Apache Losing Ground Against IIS on the Web
August 13, 2007 Timothy Prickett Morgan
When you are the dominant supplier of server operating systems in the world, as Microsoft has become in the past decade, you can bide your time on the Web server front, taking small bites of market share from open source and other alternatives, counting on the weight of OS market share and tight integration of the Web server with the OS to propel your own Web server to new heights.
This is what Microsoft has done, and the strategy has worked, if the latest market share statistics from Netcraft are any guide.
According to the August 2007 Web Server Survey, which polled the operating system in use by just under 128 million domains on the Internet, Microsoft’s Internet Information Server, or IIS, which is the integrated Web server that comes with the Windows operating system, has once again gained share–at least in terms of domain count. According to Netcraft, its survey pool grew by 2.3 million domains from July and August, and the count for IIS grew by 2.6 million sites, to reach 43.9 million sites. That is an increase of 1.4 percent domain name share among all Web servers reached by Netcraft in its survey, and it gives Microsoft’s IIS a 34.3 percent share of the aggregate Web server installed base as reckoned by domain count.
The Apache Web server, which runs on a variety of platforms (including the AS/400, iSeries, and System i servers) but which is the dominant Web server on Unix and Linux servers, saw its share of the domain count slip by nearly 2 percent, to 65.2 million domains, giving it 50.9 percent of the base of domains.

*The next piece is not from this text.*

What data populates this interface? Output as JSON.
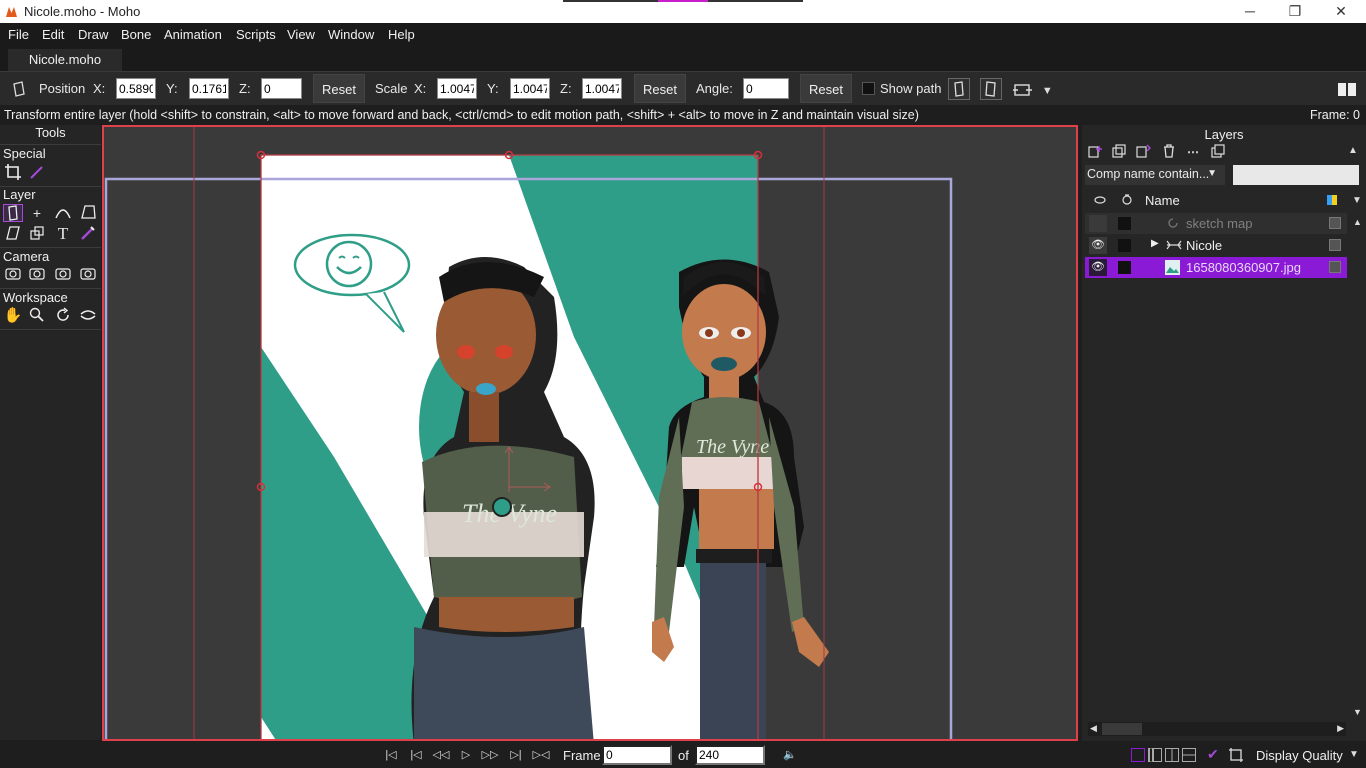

Apache has been the dominant Web server since the March 1996 Netcraft survey, which is when most of the corporations in the world did not even know about the World Wide Web and did not yet have a presence on it. The open source Apache Web server peaked in terms of domain count in Netcraft’s November 2005 survey, when it accounted for 71 percent of the domains out there on the Internet. At the same time that Apache went into decline, IIS had a sharp jump in domain count, rising to about a third of domains in early 2006–a level it hit after a similar rise in IIS penetration in 2001 and 2002, which was followed by a gradual decline and yet another ascendance of Apache.
Not surprisingly, Google‘s homegrown Web server supports 5.7 million domains, and has a 4.4 percent share of all the domains on the Internet. Sun Microsystems, Zeus Technology, and an open source Web server called lighttpd all have a few bits of share across those 129 million domains.
The most interesting aspect of the Netcraft survey is what happens when you shake out the inactive domains from the Web server polling data. A little less than half of those domains in the Netcraft poll are active sites. Among active domains, Apache’s lead over IIS is small and continues to shrink. Apache is on 28.5 million sites, giving it a 48.2 percent share of active domains, while IIS is on 21.3 million domains, a 36.2 percent share. Google has 8.2 percent of active domains, and Sun, Zeus, and the lighttpd Web server have even smaller shares than they do in the larger domain pool.
The analysts at Netcraft say that if current trends persist, IIS could catch and maybe even surpass Apache in 2008. Then again, if you look at the data from 2000 through 2002, you would have guessed this would have happened in May 2003 or so–and it didn’t. Microsoft’s acquisitions of HotMail made a big difference in share stats for IIS, as does its BCentral service for businesses. Then again, if Microsoft makes a big acquisition–say it buys Yahoo–then tens of millions of domains could change hands and radically alter the Web domain landscape.